1.  I lightly sauteed the onions in vegetable oil ahead of time.  I don't remember if Mom did this or not, but I remember the onions had a sheen to them.  Since the onions will be baked on the rolls, I don't want to brown the oinons.  I did this the day before.  The book says 4 cups of onions, and that was too much.

My dough really cleaned the bowl!

2.  In the mixing bowl of your mixer,  add the salt, sugar, oil, yeast, and warm water.  Gradually add enough flour, mixing, until you have a dough that holds together.  Usingn anything other than King Arthur flourn is a radical departure for me, but I'm trying to get Mom's bread texture).  Change to the dough hook, and knead together about 10 minutes (3 minutes on a Kitchenaid--special mixing action), or until dough is smooth. 

Before rising

After a 2 hour rise

Place dough in a greased bowl and allow to rise for 2 hours or until doubled in bulk.

3.  Divide the dough into 10 parts, about 4 ounces each.  Roll or pat out into a circle 1/8 inch thick, about 4 inches in diameter.  Place on a greased baking sheet.  Press down in the center, leaving an inch border.  Sprinkle with the onions, poppy seeds, and kosher salt and allow to rise a half hour.

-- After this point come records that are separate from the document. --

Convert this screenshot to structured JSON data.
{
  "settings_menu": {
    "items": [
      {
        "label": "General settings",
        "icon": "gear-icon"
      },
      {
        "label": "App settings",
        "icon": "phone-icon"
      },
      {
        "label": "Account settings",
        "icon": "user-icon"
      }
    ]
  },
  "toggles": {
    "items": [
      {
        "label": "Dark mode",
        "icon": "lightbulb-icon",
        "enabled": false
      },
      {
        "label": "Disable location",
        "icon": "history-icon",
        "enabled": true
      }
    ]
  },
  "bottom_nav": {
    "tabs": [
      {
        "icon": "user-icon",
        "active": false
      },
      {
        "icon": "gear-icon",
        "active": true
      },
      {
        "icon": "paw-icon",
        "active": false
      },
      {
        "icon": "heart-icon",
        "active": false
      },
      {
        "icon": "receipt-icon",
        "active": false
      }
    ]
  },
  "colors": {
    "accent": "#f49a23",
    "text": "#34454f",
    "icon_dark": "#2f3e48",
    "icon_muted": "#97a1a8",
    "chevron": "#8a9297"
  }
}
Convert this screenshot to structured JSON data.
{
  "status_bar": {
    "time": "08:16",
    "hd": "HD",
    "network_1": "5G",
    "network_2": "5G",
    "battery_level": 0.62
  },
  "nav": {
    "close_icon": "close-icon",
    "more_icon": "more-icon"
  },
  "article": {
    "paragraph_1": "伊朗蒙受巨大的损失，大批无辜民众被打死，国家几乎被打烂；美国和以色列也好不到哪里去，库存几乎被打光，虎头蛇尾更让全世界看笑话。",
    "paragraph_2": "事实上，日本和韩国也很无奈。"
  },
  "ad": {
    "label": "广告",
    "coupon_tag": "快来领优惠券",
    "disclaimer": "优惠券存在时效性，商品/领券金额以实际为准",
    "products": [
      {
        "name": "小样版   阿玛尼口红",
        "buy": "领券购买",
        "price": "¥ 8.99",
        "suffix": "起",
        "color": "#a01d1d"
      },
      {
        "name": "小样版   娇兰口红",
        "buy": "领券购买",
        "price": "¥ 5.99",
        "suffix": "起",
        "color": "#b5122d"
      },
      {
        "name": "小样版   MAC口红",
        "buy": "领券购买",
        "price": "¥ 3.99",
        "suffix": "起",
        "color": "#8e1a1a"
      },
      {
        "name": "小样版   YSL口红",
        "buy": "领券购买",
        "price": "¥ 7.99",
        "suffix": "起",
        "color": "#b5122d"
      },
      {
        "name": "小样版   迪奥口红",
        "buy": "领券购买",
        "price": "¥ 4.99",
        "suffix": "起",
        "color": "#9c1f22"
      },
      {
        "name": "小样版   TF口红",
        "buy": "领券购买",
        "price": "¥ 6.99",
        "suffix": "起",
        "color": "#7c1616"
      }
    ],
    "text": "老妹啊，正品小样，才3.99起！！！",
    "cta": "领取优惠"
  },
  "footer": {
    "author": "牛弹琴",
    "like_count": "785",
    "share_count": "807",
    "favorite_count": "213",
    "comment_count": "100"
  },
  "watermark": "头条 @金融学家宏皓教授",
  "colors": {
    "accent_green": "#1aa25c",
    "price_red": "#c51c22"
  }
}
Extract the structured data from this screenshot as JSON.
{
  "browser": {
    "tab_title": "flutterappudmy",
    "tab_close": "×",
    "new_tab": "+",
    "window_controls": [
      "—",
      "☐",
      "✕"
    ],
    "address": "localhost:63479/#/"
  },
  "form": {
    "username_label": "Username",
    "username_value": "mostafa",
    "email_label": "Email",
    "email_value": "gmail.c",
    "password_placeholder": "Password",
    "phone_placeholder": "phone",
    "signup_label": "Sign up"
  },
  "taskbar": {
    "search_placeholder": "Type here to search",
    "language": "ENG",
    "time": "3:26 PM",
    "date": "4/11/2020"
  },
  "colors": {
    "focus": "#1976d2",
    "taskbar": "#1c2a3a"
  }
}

4.  Bake in a preheated 375 degree oven for 40 minutes or until golden.  We enjoyed them almost right out of the oven, with butter melting all over!

The texture was just as I remembered it to be.  The New York Times recipe contains eggs, but I just might stay with this one.  I think I might cut back on the dough, and try a bit of oil on top.

I've been really enjoying these with butter over the past few days.  They are great with soup!

Have you ever enjoyed pletzlach?

Monday, October 31, 2011

Pumpkin Rolls--knotted, roll, and bird rolls

This recipe for Pumpkin Knotted Rolls was chosen by Phyl of the Artisan Bread Bakers Group.  I did make a change to the recipe--I used water instead of milk.

"Dough gone wild!"  I left the house to do something, and came back about an hour after I should have.  This dough really rose:

Different shapes, different toppings:

Instead of just round or knotted rolls, I thought I'd try several shapes.  This sheet has  knotted rolls and bird rolls.  The bird rolls are simply knotted rolls that don't have the ends turned under.  I added currants for the eyes and pumpkin seeds for the beaks.

The next pan contains round rolls, shaped like a mini boule, and single braid rolls:

More bird rolls, so I can practice.  Each roll is 3 ounces of dough.

The finished products:

I put cinnamon and sugar on top of the egg wash for the birds on the left.  The rest had sesame seeds and/or pumpkin seeds.  We will have quite a taste testing!

We had a roll that was topped with sesame and pumpkin seeds for dinner.  It had a nice texture and crumb:

The rolls were slightly sweet, but still very good with our creamy mushroom-dill soup.
We can't wait to try the sweet bird rolls!

Thanks for stopping by.  I hope you will leave a comment.  What are your favorite fall rolls?


Thursday, October 13, 2011

Raisin Challah

I did 2 batches of raisin challah dough. I made turban breads, and turned some of the twists into pastry:

First, I made a long "snake" with a "head" at the end.  Holding the snake in my left hand, I wrapped the snake around the head to make a turban.
I bought this Wilton extra large spatula to help me move my breads easier, but found my hands worked better.

Before rising, and on the Silpat:

After rising

Another method of making the turban.  First, make a braid.

Then, wrap the braid into a round loaf.

 Doesn't that braided loaf bake up beautifully?

With the rest of the raisin challah dough, I made "breakfast pastry."  I put almond icing on top, and almonds.  Really yummy, we ate one.  Some have been given as gifts, and I still have some in case we need a gift.  Good thing they are in the outside freezer, or they would be tough to resist.

Well, I've been really busy with the baking, but slow to blog.  Thanks for everyone's help and encouragement!